• [How to complete this task]: Please write out exactly the lines from the one with "Read all visible content and emit it as JSON." through the end of the data below, both ends included, and omit any pictures.

• [Excerpted data]:
------------------------
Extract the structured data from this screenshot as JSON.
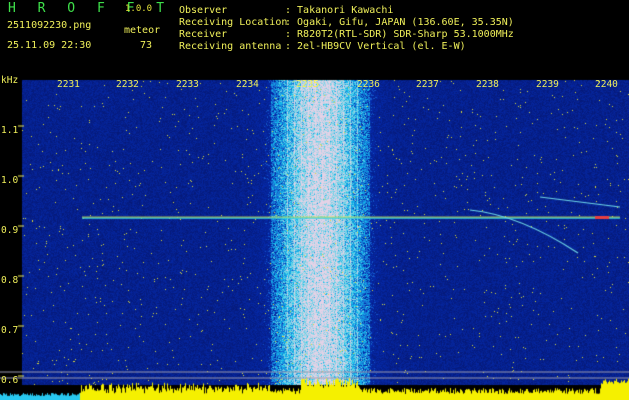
{
  "header": {
    "app_title": "H R O F F T",
    "version": "1.0.0",
    "filename": "2511092230.png",
    "datetime": "25.11.09 22:30",
    "count_label": "meteor",
    "count_value": "73",
    "observer_label": "Observer",
    "observer_value": ": Takanori Kawachi",
    "location_label": "Receiving Location",
    "location_value": ": Ogaki, Gifu, JAPAN (136.60E, 35.35N)",
    "receiver_label": "Receiver",
    "receiver_value": ": R820T2(RTL-SDR) SDR-Sharp 53.1000MHz",
    "antenna_label": "Receiving antenna",
    "antenna_value": ": 2el-HB9CV Vertical (el. E-W)"
  },
  "axes": {
    "y_unit": "kHz",
    "y_ticks": [
      "1.1",
      "1.0",
      "0.9",
      "0.8",
      "0.7",
      "0.6"
    ],
    "x_ticks": [
      "2231",
      "2232",
      "2233",
      "2234",
      "2235",
      "2236",
      "2237",
      "2238",
      "2239",
      "2240"
    ]
  },
  "colors": {
    "background": "#000000",
    "spectrum_base": "#0a1a7a",
    "signal_line": "#3ad0e0",
    "header_text": "#f0f05a",
    "title_green": "#3ee04a",
    "baseline_yellow": "#f5f000"
  }
}
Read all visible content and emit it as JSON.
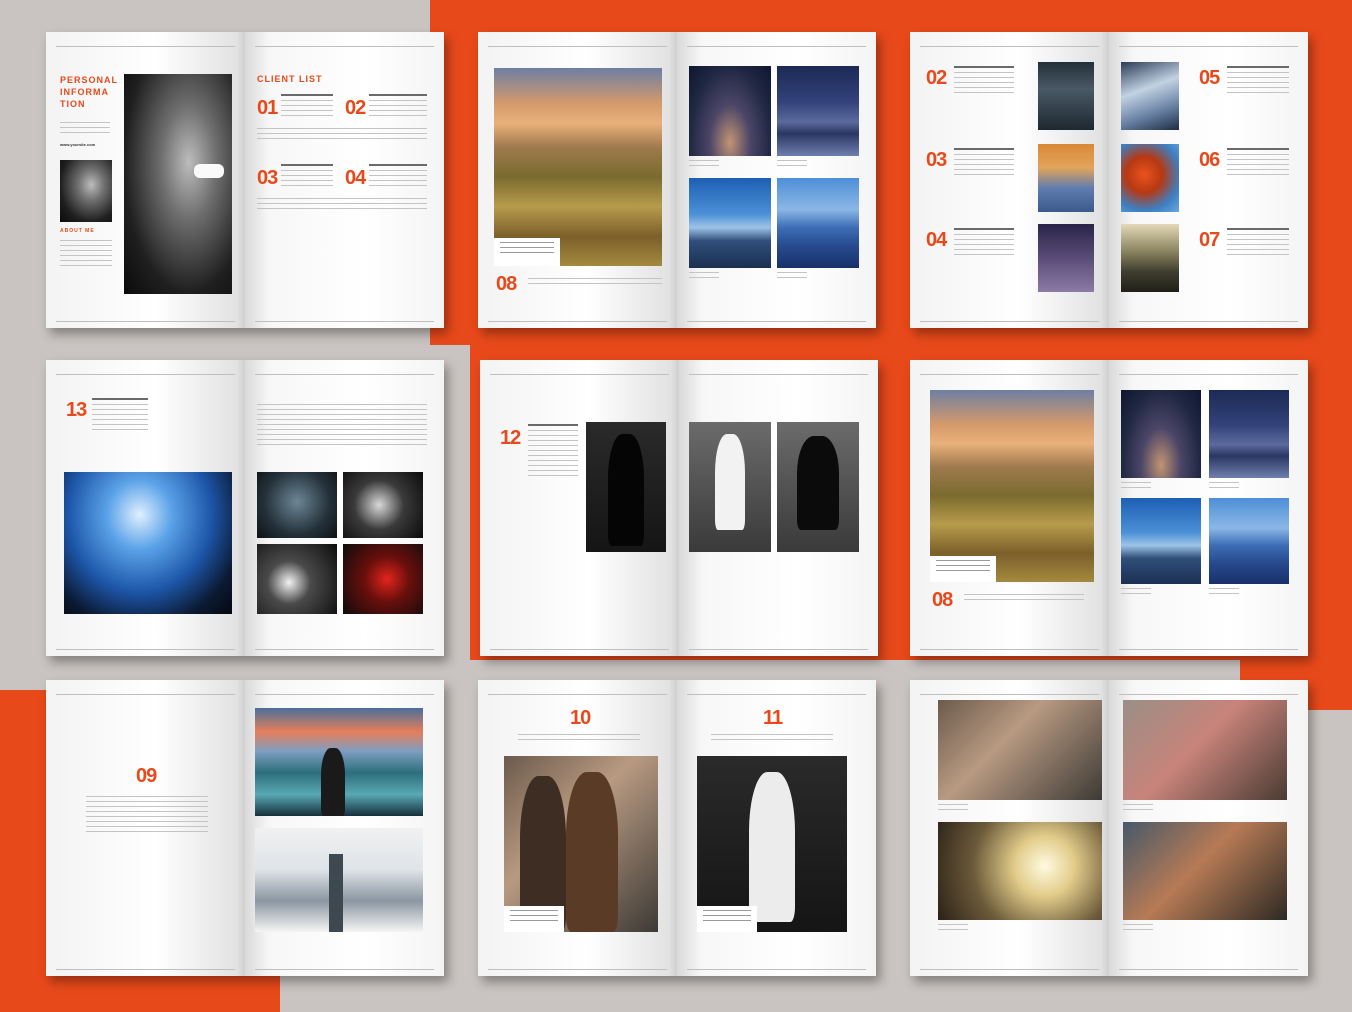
{
  "colors": {
    "accent": "#e8491a",
    "background": "#c9c4c1",
    "paper": "#ffffff"
  },
  "spread1": {
    "heading_lines": [
      "PERSONAL",
      "INFORMA",
      "TION"
    ],
    "website": "www.yoursite.com",
    "about_heading": "ABOUT ME",
    "client_list_heading": "CLIENT LIST",
    "numbers": [
      "01",
      "02",
      "03",
      "04"
    ]
  },
  "spread2": {
    "number": "08"
  },
  "spread3": {
    "numbers": [
      "02",
      "03",
      "04",
      "05",
      "06",
      "07"
    ]
  },
  "spread4": {
    "number": "13"
  },
  "spread5": {
    "number": "12"
  },
  "spread6": {
    "number": "08"
  },
  "spread7": {
    "number": "09"
  },
  "spread8": {
    "numbers": [
      "10",
      "11"
    ]
  }
}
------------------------
• [Expected answer]:
Read all visible content and emit it as JSON.
{
  "colors": {
    "accent": "#e8491a",
    "background": "#c9c4c1",
    "paper": "#ffffff"
  },
  "spread1": {
    "heading_lines": [
      "PERSONAL",
      "INFORMA",
      "TION"
    ],
    "website": "www.yoursite.com",
    "about_heading": "ABOUT ME",
    "client_list_heading": "CLIENT LIST",
    "numbers": [
      "01",
      "02",
      "03",
      "04"
    ]
  },
  "spread2": {
    "number": "08"
  },
  "spread3": {
    "numbers": [
      "02",
      "03",
      "04",
      "05",
      "06",
      "07"
    ]
  },
  "spread4": {
    "number": "13"
  },
  "spread5": {
    "number": "12"
  },
  "spread6": {
    "number": "08"
  },
  "spread7": {
    "number": "09"
  },
  "spread8": {
    "numbers": [
      "10",
      "11"
    ]
  }
}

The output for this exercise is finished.